“Honeybees are just the tip of the iceberg when it comes to pollination,” says Potter. “Wild bees in urban areas are very prolific and contribute greatly to the pollination of wildflowers, trees and shrubs that deliver environmental benefits (cooling the earth, carbon sequestration, etc.) but also serve as food and habitat for other wildlife.”

The loss of beneficial insects not only deals a blow to the ecosystem but leads to lost opportunities in science.

Dr. Mike Merchant, professor and extension urban entomologist with Texas A&M AgriLife Extension Service in Dallas, says that the loss of insect life due to human activities could create a domino effect on plants, animals and the ecosystem that holds them together.

“While losing an insect species might not seem to be a big deal to many people, the true loss is not always immediately apparent,” says Merchant. “When an insect becomes rare, or goes extinct, it affects other species in nature.”

RECONCILIATION ECOLOGY. Today’s consumers have greater access to information — although not always accurate — and are paying more attention to the growing loss of beneficial insects in our ecosystem. While it doesn’t rise to the same volume as the conversation on climate change, the issue has found its niche in the ecological world and has been christened “reconciliation ecology.”

Reconciliation ecology studies ways to encourage biodiversity in human-dominated ecosystems. Unlike traditional conversation which sets aside large tracks of land (i.e., national parks) for preservation, reconciliation ecology focuses on investing in and maintaining species diversity in urban areas where people live and play.
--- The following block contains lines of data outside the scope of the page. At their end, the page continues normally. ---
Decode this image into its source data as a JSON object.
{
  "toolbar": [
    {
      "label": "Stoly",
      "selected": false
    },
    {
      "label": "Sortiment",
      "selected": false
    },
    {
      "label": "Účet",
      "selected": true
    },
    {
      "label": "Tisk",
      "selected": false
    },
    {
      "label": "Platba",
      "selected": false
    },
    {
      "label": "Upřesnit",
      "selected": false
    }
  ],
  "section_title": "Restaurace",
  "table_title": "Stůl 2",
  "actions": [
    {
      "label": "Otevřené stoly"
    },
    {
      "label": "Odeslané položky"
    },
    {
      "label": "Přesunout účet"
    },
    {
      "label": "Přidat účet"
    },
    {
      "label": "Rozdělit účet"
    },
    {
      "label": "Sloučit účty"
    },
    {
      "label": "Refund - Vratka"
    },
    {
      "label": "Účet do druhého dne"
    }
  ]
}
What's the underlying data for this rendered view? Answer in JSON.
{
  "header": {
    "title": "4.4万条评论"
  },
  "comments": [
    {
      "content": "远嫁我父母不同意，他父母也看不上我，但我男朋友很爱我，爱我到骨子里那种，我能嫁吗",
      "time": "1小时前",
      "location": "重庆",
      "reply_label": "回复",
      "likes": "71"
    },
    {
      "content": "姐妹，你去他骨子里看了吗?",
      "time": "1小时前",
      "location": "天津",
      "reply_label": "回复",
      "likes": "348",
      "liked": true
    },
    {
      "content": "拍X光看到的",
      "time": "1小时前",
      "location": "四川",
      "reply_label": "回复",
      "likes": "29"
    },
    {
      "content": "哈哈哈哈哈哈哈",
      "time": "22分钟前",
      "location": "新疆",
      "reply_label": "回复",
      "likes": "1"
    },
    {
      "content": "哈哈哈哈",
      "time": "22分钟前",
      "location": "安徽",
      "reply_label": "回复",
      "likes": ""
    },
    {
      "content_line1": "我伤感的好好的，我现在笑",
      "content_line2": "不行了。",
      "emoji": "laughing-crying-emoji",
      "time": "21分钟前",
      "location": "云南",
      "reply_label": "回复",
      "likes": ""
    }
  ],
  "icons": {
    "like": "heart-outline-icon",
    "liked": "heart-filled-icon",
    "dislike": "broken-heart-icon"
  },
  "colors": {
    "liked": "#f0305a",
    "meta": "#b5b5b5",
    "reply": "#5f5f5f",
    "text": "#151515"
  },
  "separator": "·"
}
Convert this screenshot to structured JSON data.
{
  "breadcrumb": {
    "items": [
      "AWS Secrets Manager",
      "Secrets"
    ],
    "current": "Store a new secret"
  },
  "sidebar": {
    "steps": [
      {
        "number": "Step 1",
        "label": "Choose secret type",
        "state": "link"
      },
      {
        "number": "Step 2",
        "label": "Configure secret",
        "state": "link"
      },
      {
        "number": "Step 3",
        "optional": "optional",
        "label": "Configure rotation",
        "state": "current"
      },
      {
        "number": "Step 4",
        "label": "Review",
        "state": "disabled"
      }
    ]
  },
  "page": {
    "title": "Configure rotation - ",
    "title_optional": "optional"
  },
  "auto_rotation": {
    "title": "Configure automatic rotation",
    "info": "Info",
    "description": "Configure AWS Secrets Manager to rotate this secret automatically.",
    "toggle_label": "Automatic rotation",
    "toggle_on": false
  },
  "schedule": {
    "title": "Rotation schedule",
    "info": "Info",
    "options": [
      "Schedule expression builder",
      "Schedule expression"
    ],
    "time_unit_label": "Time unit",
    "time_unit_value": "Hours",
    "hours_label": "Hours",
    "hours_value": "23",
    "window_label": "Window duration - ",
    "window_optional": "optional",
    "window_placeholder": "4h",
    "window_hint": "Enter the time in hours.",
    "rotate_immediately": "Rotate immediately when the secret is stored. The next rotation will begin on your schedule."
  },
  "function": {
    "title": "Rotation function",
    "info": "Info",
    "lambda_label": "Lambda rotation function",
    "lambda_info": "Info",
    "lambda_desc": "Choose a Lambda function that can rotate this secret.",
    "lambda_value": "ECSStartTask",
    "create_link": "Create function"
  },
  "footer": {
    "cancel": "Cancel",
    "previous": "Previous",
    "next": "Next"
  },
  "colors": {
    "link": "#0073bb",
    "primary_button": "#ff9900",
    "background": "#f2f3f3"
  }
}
How popular is this concept of reconciliation ecology with consumers?

Look at the volumes of information featured on social media, websites and pages of parenting and home improvement media outlets that talk about the value of creating a backyard that promotes plant and animal wellness. And big box home improvement giants Lowe’s and Home Depot now tag flowers and plants that support strong backyard ecosystems.

“We live in an ecosystem that functions a little like a jet airplane,” says Merchant. “Remove a single rivet from an airplane and it can hold together by shifting stress to other parts of the plane. But keep removing bolts and eventually you risk catastrophic failure. You never know what the key rivet is until it’s gone. This is why biologists get nervous about reports of declining insect populations. There is no way that such changes are good for the ecosystem — or for people in the long run.”

Merchant says that in the eyes of many, pesticides are one of the big contributors to this decline of nature. Articles about declines in honeybee numbers, for example, usually mention pesticides as part of the problem. This can affect how the public perceives us in the pest control industry.

“The good services pesticides provide can get overlooked in the debate,” said Merchant. “We in the pest control industry know that when pesticides are used responsibly they can protect public health and property. I think consumers need to hear that our industry cares about nature too. Only then will we be seen as something more than ‘bug killers.’”

Savvy PMPs know that consumers will align themselves with brands they feel are aligned with their beliefs. It will take not only targeted messaging in consumer-facing advertising and marketing but designing pest programs that go the extra mile to protect beneficial insects.

“Pest managers must demonstrate they are sensitive to the issue and are conservation minded when it comes maintaining a diverse ecosystem that includes beneficial insects,” says Potter. “There is a huge opportunity for our industry to tell the story and get in front of this issue.”

In a recent Associated Press story on the decline of beneficial insects, University of Delaware entomologist Doug Tallamy said there would be a total ecosystem collapse if insects were lost. He added, “If they (insects) disappeared, the world would start to rot.”

Kentucky’s Potter shares his fellow scientist’s concerns and says conditions are getting worse. “It is a complicated, contentious issue, but we must acknowledge the fact that climate change does impact insects.”

The author is a communications and marketing consultant with B Communications.